Collected data
=== Section Start ===

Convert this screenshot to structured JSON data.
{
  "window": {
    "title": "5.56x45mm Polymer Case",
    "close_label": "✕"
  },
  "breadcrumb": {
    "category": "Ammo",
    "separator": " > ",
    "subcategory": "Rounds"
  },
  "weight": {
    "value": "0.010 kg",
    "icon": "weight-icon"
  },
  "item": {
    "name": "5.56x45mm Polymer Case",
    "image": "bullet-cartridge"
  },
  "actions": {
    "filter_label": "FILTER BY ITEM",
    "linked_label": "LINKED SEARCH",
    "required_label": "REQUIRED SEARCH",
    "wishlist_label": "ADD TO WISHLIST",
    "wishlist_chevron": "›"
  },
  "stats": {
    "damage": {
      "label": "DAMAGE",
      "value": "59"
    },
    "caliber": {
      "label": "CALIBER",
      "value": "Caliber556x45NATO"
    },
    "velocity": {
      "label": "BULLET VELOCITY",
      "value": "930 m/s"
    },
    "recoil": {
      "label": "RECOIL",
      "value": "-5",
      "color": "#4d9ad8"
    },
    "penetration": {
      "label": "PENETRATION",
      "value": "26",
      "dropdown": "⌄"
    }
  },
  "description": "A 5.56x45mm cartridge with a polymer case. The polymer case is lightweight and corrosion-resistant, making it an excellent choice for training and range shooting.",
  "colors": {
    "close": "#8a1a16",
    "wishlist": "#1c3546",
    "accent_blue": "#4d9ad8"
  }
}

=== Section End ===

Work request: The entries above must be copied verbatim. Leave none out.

Completed exercise:
Convert this screenshot to structured JSON data.
{
  "window": {
    "title": "5.56x45mm Polymer Case",
    "close_label": "✕"
  },
  "breadcrumb": {
    "category": "Ammo",
    "separator": " > ",
    "subcategory": "Rounds"
  },
  "weight": {
    "value": "0.010 kg",
    "icon": "weight-icon"
  },
  "item": {
    "name": "5.56x45mm Polymer Case",
    "image": "bullet-cartridge"
  },
  "actions": {
    "filter_label": "FILTER BY ITEM",
    "linked_label": "LINKED SEARCH",
    "required_label": "REQUIRED SEARCH",
    "wishlist_label": "ADD TO WISHLIST",
    "wishlist_chevron": "›"
  },
  "stats": {
    "damage": {
      "label": "DAMAGE",
      "value": "59"
    },
    "caliber": {
      "label": "CALIBER",
      "value": "Caliber556x45NATO"
    },
    "velocity": {
      "label": "BULLET VELOCITY",
      "value": "930 m/s"
    },
    "recoil": {
      "label": "RECOIL",
      "value": "-5",
      "color": "#4d9ad8"
    },
    "penetration": {
      "label": "PENETRATION",
      "value": "26",
      "dropdown": "⌄"
    }
  },
  "description": "A 5.56x45mm cartridge with a polymer case. The polymer case is lightweight and corrosion-resistant, making it an excellent choice for training and range shooting.",
  "colors": {
    "close": "#8a1a16",
    "wishlist": "#1c3546",
    "accent_blue": "#4d9ad8"
  }
}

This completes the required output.